The other charge of unlawful command influence stemmed from the “Heritage Brief,” a series of lectures Gen. Amos delivered to troops across the country to rid the Corps of sexual misconduct. Defense lawyers have argued the speeches amounted to an order aimed at potential court-martial jurors — that they should convict defendants.
Mr. Hagel disagreed. In the case of Marine Staff Sgt. Stephen P. Howell, who was convicted of sexual misconduct, the defense secretary wrote that the majority on the Navy-Marine Corps Court of Criminal Appeals in Washington ruled that the “Heritage Brief” did not constitute unlawful command influence.
But there is more to the court’s opinion: First, it did overturn the conviction based on Gen. Amos’ firebrand speeches. The court ruled the lectures influenced jurors and thus created the “appearance” of unlawful command influence, which the military trial judge failed to rectify during jury selection.
“Compounding the appearance problem, [Gen. Amos] was still traveling on the Heritage Brief tour the week that the trial began, with both national and military media coverage of his remarks in full swing,” the court ruled.
Said Mr. Thweatt: “The court found at least the appearance of unlawful command influence. Military courts have long held that the appearance of UCI is just as harmful and dangerous as actual UCI, and as well they should. It is, after all, a system of justice at stake.”
Although not addressed in Mr. Hagel’s letter, Mr. Jones also openly accused Gen. Amos of retaliating against a whistleblower, Lt. Col. James Weirick.
Col. Weirick, a judge advocate, took the extraordinary step of filing inspector general complaints against the commandant for alleged unlawful command influence in the desecration prosecution of one officer.
After Col. Weirick sent a strongly worded email to a potential civilian witness, Gen. Amos’ staff took a series of steps: They removed him from his job, ordered a mental health evaluation (which he passed), took his licensed firearms and issued a protective order. One Marine official likened the situation to preventing another Washington Navy Yard massacre.
The inspector general cleared Gen. Amos of Col. Weirick’s charges but did not release its report on the desecration case.
Mr. Hagel’s two-page letter is a businesslike legal defense with neither praise nor criticism.
“In summary, the Inspector General has reviewed the senior official database and located no record of substantiated adverse information attributed to General Amos,” the defense secretary wrote.
At a change-of-command ceremony on Oct. 17 for the 36th commandant, Gen. Joseph Dunford, Mr. Hagel praised Gen. Amos: “As commandant, Jim brought a Marine aviator’s focus, discipline and creativity to the challenges facing the Corps at this unique time in our history.”

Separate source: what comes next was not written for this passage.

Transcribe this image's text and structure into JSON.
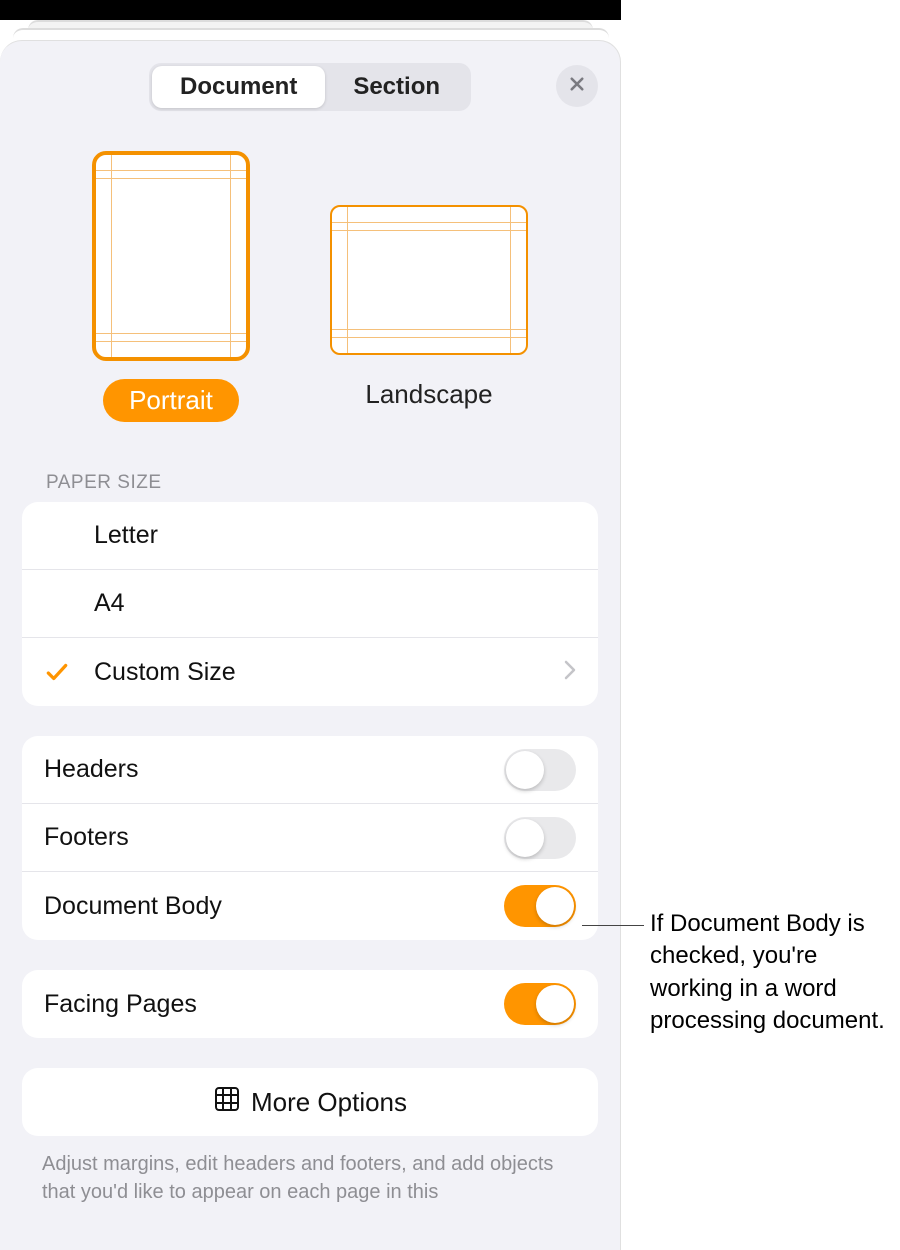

“From North Africa to the Middle East, when crisis strikes, the Marines are first responders, because General Amos made readiness and the health of the force his highest priority, ensuring that Marines meet their mission with the right tools at the right time and with the highest standards of integrity and discipline,” Mr. Hagel said.
Mr. Jones, the congressman, told Mr. Hagel in an Oct. 28 letter: “Respectfully, sir, I am in shock over the response and the lack of competence with which the Department of Defense and the USMC [have] handled this false information.”
He said the Pentagon has yet to provide him proof that Gen. Amos graduated form The Basic School via correspondence.
“Why can no one present me with a copy of his completed certificate?” he wrote. “Every other Marine I have asked has been able to provide me with a copy of theirs within 24 hours. Mr. Secretary, this whole situation has a foul odor.”
In signing the letter, Mr. Jones, a member of the House Committee on Armed Services, added a postscript: “Mr. Secretary, does the truth matter anymore?”
Asked if this issue is now closed, Mr. Jones said, “I really don’t know what options I have, to be honest with you.”
He said Col. Weirick, who filed the complaints as a major, was ultimately promoted.